“The ability to go to each community, walk around and be visible, helps to engage with community members and ensure good attendance at our clinics. Sometimes too good, but we always manage!” Dr Leanne Brown, CKD Nurse Practitioner said. “We have achieved promising improvements in increased understanding and awareness of kidney disease, as well as reduced protein loss in urine, improved blood pressure and improved diabetes control.”
Dr Brown said benefits also expanded into different areas of health such as “increased immunisations, cancer screening, smoking cessation, reduced medications discrepancies, and sharing of knowledge with local Primary Health Care Centres.”
In the first 12 months of CYKC, 201 additional patients received specialist care, 171 of whom identified as Aboriginal or Torres Strait Islander. There have been $195,233 cost savings in the patient travel subsidy scheme (PTSS), which previously would have been spent on patients accessing specialist services in Cairns, and an increase in advance care planning which has helped prevent individuals being flown urgently to Cairns for treatment they did not wish for.
The CYKC program is being well received by patients too, with one quoted as saying: “I am so happy with the results and blood pressure improvement.” “[the] CYKC team explain everything [about my care], very happy” and: “[the] CYKC team ask me and include me [in my decisions about my care].”
Frank Grainer, Assistant Director of Nursing, Clinical Coordination TCHHS, noted that rural and remote services needed to be innovative about how they delivered specialist care. “Ensuring all clinicians, whether they be general practitioners, nurse practitioners, allied health, or Aboriginal and Torres Strait Islander practitioners, working to their full scope and capability, allows the delivery of speciality services such as specialist kidney care,” he said.
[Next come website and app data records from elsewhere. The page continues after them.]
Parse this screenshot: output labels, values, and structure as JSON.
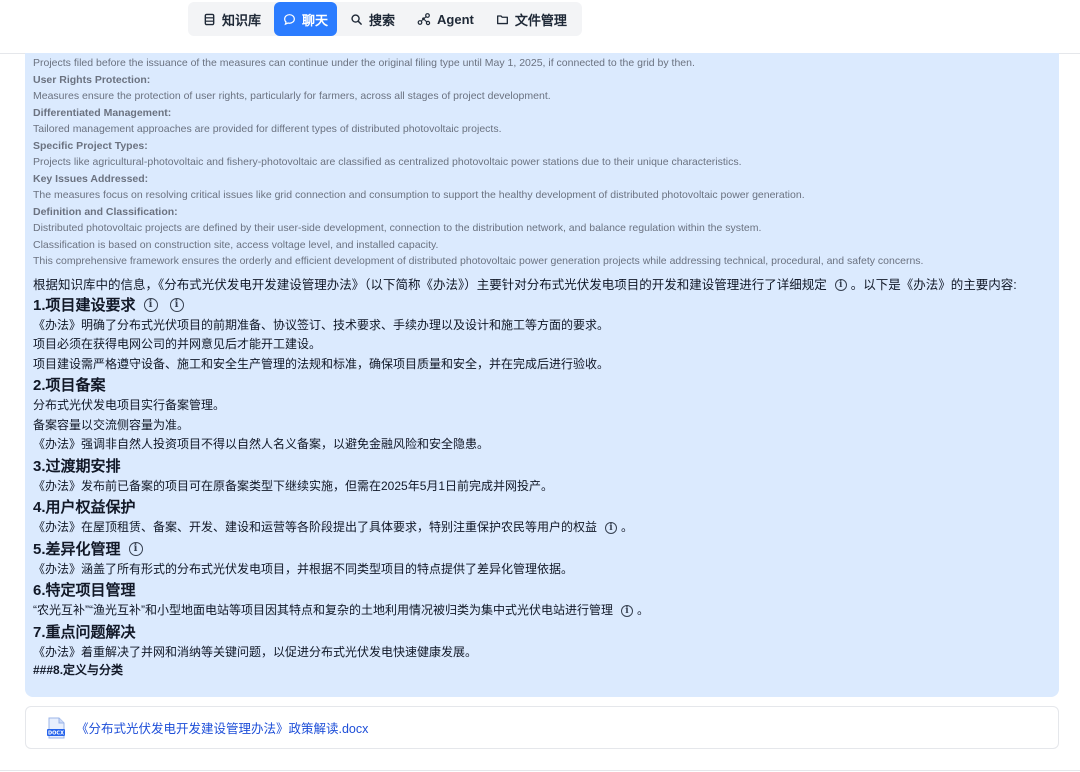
{
  "nav": {
    "items": [
      {
        "label": "知识库",
        "icon": "database-icon",
        "active": false
      },
      {
        "label": "聊天",
        "icon": "chat-bubble-icon",
        "active": true
      },
      {
        "label": "搜索",
        "icon": "search-icon",
        "active": false
      },
      {
        "label": "Agent",
        "icon": "agent-network-icon",
        "active": false
      },
      {
        "label": "文件管理",
        "icon": "folder-icon",
        "active": false
      }
    ],
    "active_color": "#2b7cff"
  },
  "source_text": {
    "lines": [
      {
        "kind": "text",
        "text": "Projects filed before the issuance of the measures can continue under the original filing type until May 1, 2025, if connected to the grid by then."
      },
      {
        "kind": "heading",
        "text": "User Rights Protection:"
      },
      {
        "kind": "text",
        "text": "Measures ensure the protection of user rights, particularly for farmers, across all stages of project development."
      },
      {
        "kind": "heading",
        "text": "Differentiated Management:"
      },
      {
        "kind": "text",
        "text": "Tailored management approaches are provided for different types of distributed photovoltaic projects."
      },
      {
        "kind": "heading",
        "text": "Specific Project Types:"
      },
      {
        "kind": "text",
        "text": "Projects like agricultural-photovoltaic and fishery-photovoltaic are classified as centralized photovoltaic power stations due to their unique characteristics."
      },
      {
        "kind": "heading",
        "text": "Key Issues Addressed:"
      },
      {
        "kind": "text",
        "text": "The measures focus on resolving critical issues like grid connection and consumption to support the healthy development of distributed photovoltaic power generation."
      },
      {
        "kind": "heading",
        "text": "Definition and Classification:"
      },
      {
        "kind": "text",
        "text": "Distributed photovoltaic projects are defined by their user-side development, connection to the distribution network, and balance regulation within the system."
      },
      {
        "kind": "text",
        "text": "Classification is based on construction site, access voltage level, and installed capacity."
      },
      {
        "kind": "text",
        "text": "This comprehensive framework ensures the orderly and efficient development of distributed photovoltaic power generation projects while addressing technical, procedural, and safety concerns."
      }
    ]
  },
  "answer": {
    "intro": "根据知识库中的信息，《分布式光伏发电开发建设管理办法》（以下简称《办法》）主要针对分布式光伏发电项目的开发和建设管理进行了详细规定",
    "intro_tail": "。以下是《办法》的主要内容:",
    "sections": [
      {
        "title": "1.项目建设要求",
        "paras": [
          "《办法》明确了分布式光伏项目的前期准备、协议签订、技术要求、手续办理以及设计和施工等方面的要求。",
          "项目必须在获得电网公司的并网意见后才能开工建设。",
          "项目建设需严格遵守设备、施工和安全生产管理的法规和标准，确保项目质量和安全，并在完成后进行验收。"
        ]
      },
      {
        "title": "2.项目备案",
        "paras": [
          "分布式光伏发电项目实行备案管理。",
          "备案容量以交流侧容量为准。",
          "《办法》强调非自然人投资项目不得以自然人名义备案，以避免金融风险和安全隐患。"
        ]
      },
      {
        "title": "3.过渡期安排",
        "paras": [
          "《办法》发布前已备案的项目可在原备案类型下继续实施，但需在2025年5月1日前完成并网投产。"
        ]
      },
      {
        "title": "4.用户权益保护",
        "paras": [
          "《办法》在屋顶租赁、备案、开发、建设和运营等各阶段提出了具体要求，特别注重保护农民等用户的权益"
        ]
      },
      {
        "title": "5.差异化管理",
        "paras": [
          "《办法》涵盖了所有形式的分布式光伏发电项目，并根据不同类型项目的特点提供了差异化管理依据。"
        ]
      },
      {
        "title": "6.特定项目管理",
        "paras": [
          "“农光互补”“渔光互补”和小型地面电站等项目因其特点和复杂的土地利用情况被归类为集中式光伏电站进行管理"
        ]
      },
      {
        "title": "7.重点问题解决",
        "paras": [
          "《办法》着重解决了并网和消纳等关键问题，以促进分布式光伏发电快速健康发展。"
        ]
      }
    ],
    "tail": "###8.定义与分类",
    "period": "。",
    "info_glyph": "i"
  },
  "file": {
    "name": "《分布式光伏发电开发建设管理办法》政策解读.docx",
    "icon": "docx-file-icon",
    "icon_label": "DOCX"
  }
}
“Maximising limited resources and ensuring an enhanced clinical capability of our rural and remote staff whilst improving access to culturally appropriate care closer to home leads to better outcomes, both physiological and psychosocial.”
So, what’s next? TCHHS is applying this model to other specialities such as ear, nose and throat in addition to cardiology and endocrinology, supporting a wholistic approach to disease management. The CYKC model also has the potential to be implemented across the Northern Cape region and other areas of Queensland.
For further details please visit the CEQ Improvement Exchange.